I see quite a few plays, but never have I heard someone laughing so hard that she actually cried out for help. At the Thursday night performance of Four Humors‘ Love is Blind…and Furry at Bedlam Theatre, the woman behind me was in such paroxysms that she pleaded for mercy, as though someone was tickling her. “Stop! Oh, Stop!”
The rest of us weren’t in quite such a state, but we enjoyed plenty of laughs at the sex farce written and directed by Jason Ballweber—also an actor (though not in this show) whose performances I enjoyed in Jon Ferguson’s plays You’re My Favorite Kind of Pretty and Super Monkey. Ballweber has concocted a superb premise, and he does a lot with it, aided by a very game cast.
|love is blind…and furry, playing through november 14 at bedlam theatre. for tickets ($15) and information, see bedlamtheatre.org.|
Here’s the setup: Dr. Stevens (Ryan Lear) is a psychiatrist specializing in the treatment of superkinky sex disorders. Among his patients, Tina (Alisa Mattson) gets off on math; instead of a vibrator, she owns an abacus. Guy (Mark Rehani) has a thing for panties. Peter (Dan Peltzman) needs to dress like a dog to show affection. Karen (Courtney McLean), who is blind, has a secret fetish that is only revealed at the play’s conclusion; and Gary (the invaluable Jon Cole) wishes his fetish were secret: he can’t get an erection unless he sits on a pie. Supposedly for therapeutic purposes, Dr. Stevens books them all into a single hotel room attended by the curious bellhop Bridgette (Madelyne Riley) for a weekend of group therapy.

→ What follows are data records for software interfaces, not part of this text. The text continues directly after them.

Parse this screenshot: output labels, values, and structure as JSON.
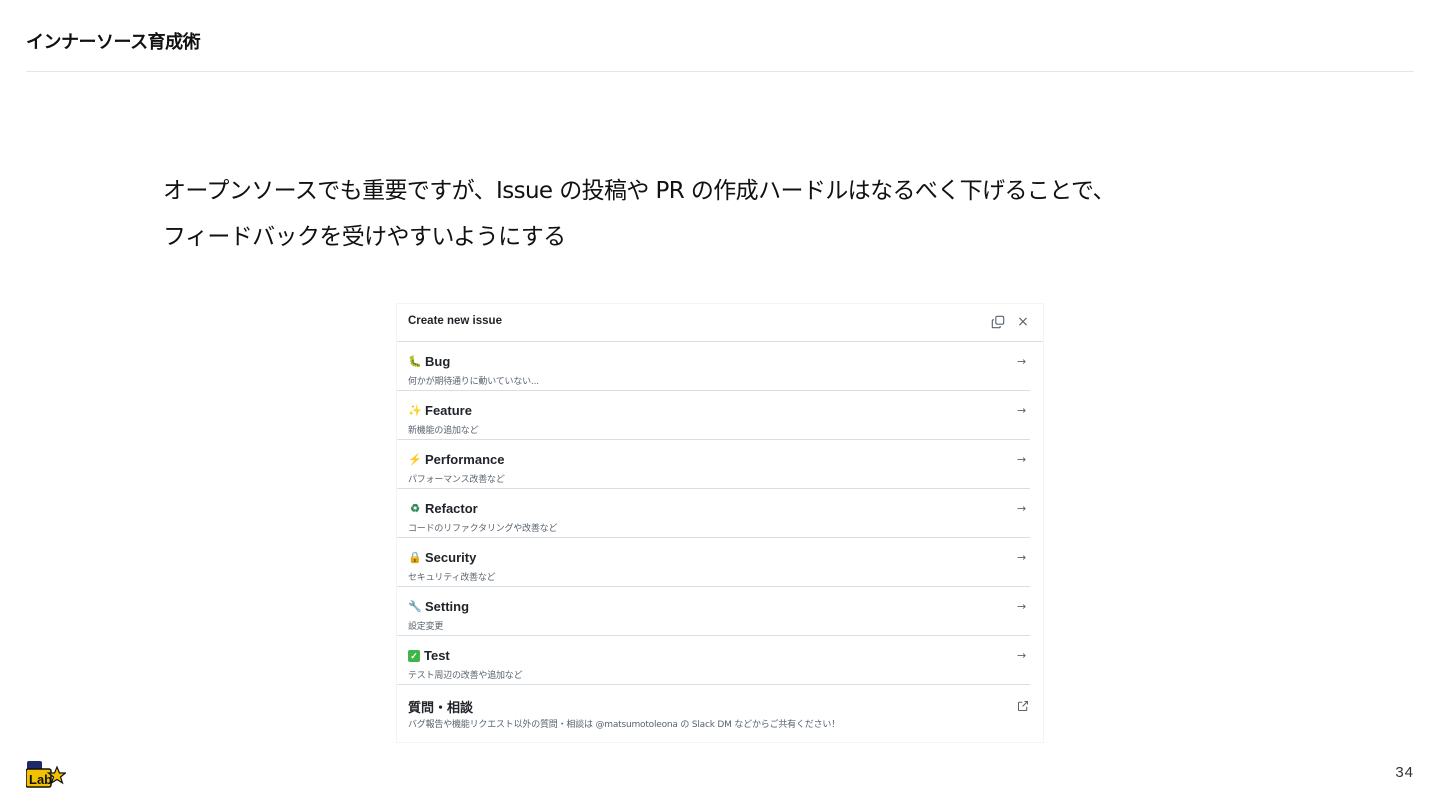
{
  "slide": {
    "header": "インナーソース育成術",
    "lead_line1": "オープンソースでも重要ですが、Issue の投稿や PR の作成ハードルはなるべく下げることで、",
    "lead_line2": "フィードバックを受けやすいようにする",
    "page_number": "34",
    "logo_text": "Lab"
  },
  "dialog": {
    "title": "Create new issue",
    "copy_icon": "copy-icon",
    "close_icon": "×",
    "arrow_glyph": "→",
    "items": [
      {
        "icon": "caterpillar-icon",
        "glyph": "🐛",
        "title": "Bug",
        "description": "何かが期待通りに動いていない..."
      },
      {
        "icon": "sparkles-icon",
        "glyph": "✨",
        "title": "Feature",
        "description": "新機能の追加など"
      },
      {
        "icon": "zap-icon",
        "glyph": "⚡",
        "title": "Performance",
        "description": "パフォーマンス改善など"
      },
      {
        "icon": "recycle-icon",
        "glyph": "♻",
        "title": "Refactor",
        "description": "コードのリファクタリングや改善など"
      },
      {
        "icon": "lock-icon",
        "glyph": "🔒",
        "title": "Security",
        "description": "セキュリティ改善など"
      },
      {
        "icon": "wrench-icon",
        "glyph": "🔧",
        "title": "Setting",
        "description": "設定変更"
      },
      {
        "icon": "check-icon",
        "glyph": "✓",
        "title": "Test",
        "description": "テスト周辺の改善や追加など"
      },
      {
        "icon": "external-link-icon",
        "title": "質問・相談",
        "description": "バグ報告や機能リクエスト以外の質問・相談は @matsumotoleona の Slack DM などからご共有ください！"
      }
    ]
  }
}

I’m not sure that there’s any place but Bedlam where this kind of production would fit so comfortably, and where the actors could be quite as fearless at such close range: sitting in the front row, I was accidentally kicked in the opening dance number. Rehani struts around in tiny pink briefs (the hirsute, mustachioed actor will remind you of Borat in his beachwear); McLean flashes her derriere at Peltzman, compelling him to run for his dog suit; and Cole ends up in boxer shorts with an erection so large that he can (and does) use it to knock over furniture, yelling, “Who’s got pie on his ass now? Who’s got pie on his ass now?!”
The actors’ fun is completely contagious, though hopefully their ailments aren’t. Cole in particular is a standout; after Dalí-DADA and The Million Dollar Museum, this marks the third time I’ve seen him at Bedlam playing a mentally addled eccentric (two of whom have also been sex fiends), and he’s managed to create a complete, unique character each time. His Gary is the only character in Love is Blind who seems to have any genuine shame about his condition, and yet he’s come to terms with it; touchingly, he carries a mat around so as to avoid messing the floor with his pie-sitting.

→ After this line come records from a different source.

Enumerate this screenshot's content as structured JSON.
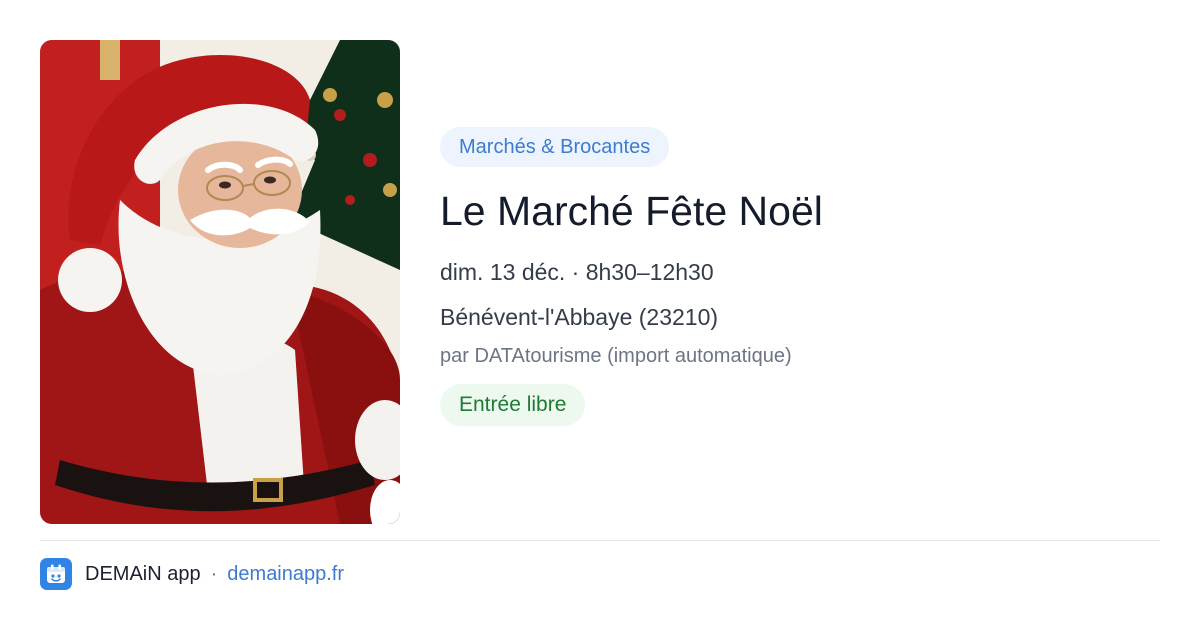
{
  "event": {
    "image_alt": "Santa Claus",
    "category": "Marchés & Brocantes",
    "title": "Le Marché Fête Noël",
    "datetime": "dim. 13 déc. · 8h30–12h30",
    "location": "Bénévent-l'Abbaye (23210)",
    "source": "par DATAtourisme (import automatique)",
    "price": "Entrée libre"
  },
  "footer": {
    "app_name": "DEMAiN app",
    "separator": "·",
    "link_text": "demainapp.fr",
    "logo_icon": "calendar-app-icon"
  },
  "colors": {
    "category_bg": "#edf4fd",
    "category_text": "#3d7bd1",
    "price_bg": "#edf9ef",
    "price_text": "#1f7a35",
    "link": "#3d7bd1",
    "logo_bg": "#2f84e6"
  }
}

Ballweber is a sharp writer and director; the many laugh lines are well-timed but not so well-timed that you feel sitcom-style cues for laughter, as you feel in many comedic productions for the stage. Further, Ballweber has faith in his actors: some of the funniest moments in Love is Blind are completely silent and almost motionless, as the characters simply react to one another.

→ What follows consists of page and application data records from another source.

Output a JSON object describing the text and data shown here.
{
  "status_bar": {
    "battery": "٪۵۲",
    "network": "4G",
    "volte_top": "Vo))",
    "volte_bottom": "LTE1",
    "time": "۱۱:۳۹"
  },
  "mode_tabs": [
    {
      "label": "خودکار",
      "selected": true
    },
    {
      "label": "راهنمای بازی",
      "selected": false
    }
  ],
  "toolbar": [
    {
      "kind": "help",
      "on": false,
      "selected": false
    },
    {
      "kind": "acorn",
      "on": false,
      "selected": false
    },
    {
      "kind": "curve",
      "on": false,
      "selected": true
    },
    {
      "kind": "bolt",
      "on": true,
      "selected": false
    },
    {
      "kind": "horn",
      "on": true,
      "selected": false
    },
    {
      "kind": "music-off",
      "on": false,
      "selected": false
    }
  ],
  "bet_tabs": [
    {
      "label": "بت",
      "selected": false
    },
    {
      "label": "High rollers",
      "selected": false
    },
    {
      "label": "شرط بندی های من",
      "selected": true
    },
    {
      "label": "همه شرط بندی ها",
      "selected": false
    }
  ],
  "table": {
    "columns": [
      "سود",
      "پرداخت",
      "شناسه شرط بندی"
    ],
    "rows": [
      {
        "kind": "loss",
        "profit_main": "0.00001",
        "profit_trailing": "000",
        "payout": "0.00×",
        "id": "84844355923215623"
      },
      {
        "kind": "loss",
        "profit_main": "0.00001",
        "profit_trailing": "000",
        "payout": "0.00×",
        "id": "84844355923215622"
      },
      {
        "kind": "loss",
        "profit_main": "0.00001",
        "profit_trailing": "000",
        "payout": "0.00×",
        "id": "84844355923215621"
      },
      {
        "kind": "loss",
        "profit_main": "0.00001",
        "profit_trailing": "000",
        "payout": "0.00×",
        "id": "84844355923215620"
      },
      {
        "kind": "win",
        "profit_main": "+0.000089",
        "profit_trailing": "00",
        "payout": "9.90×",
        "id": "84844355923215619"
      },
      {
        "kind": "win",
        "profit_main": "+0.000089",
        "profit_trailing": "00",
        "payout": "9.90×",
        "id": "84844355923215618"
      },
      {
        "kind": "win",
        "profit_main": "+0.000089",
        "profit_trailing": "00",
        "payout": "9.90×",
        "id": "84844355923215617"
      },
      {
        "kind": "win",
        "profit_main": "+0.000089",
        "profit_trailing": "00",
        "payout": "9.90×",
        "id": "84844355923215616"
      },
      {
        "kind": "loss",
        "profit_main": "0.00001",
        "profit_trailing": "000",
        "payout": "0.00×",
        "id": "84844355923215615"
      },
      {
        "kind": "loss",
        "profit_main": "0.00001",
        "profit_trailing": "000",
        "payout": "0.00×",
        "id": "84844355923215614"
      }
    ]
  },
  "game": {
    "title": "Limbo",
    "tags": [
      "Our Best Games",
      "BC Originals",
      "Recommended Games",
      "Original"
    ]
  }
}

A farce, though, is tricky to pull off: the best of them are built with airtight logic and intricate setups that pay off like cascading dominoes as characters’ absurd situations collide with one another. The architecture of Love is Blind‘s plot is not complex. The four doors in the striking pure-orange set by Samantha Johns promise wild and intricate complications that do not ensue; the doors just provide four convenient excuses to move characters on- and offstage.
In fairness, though, life is not always complicated. Sometimes your needs are simple: you just want a little love and affection…while you sit in a pie.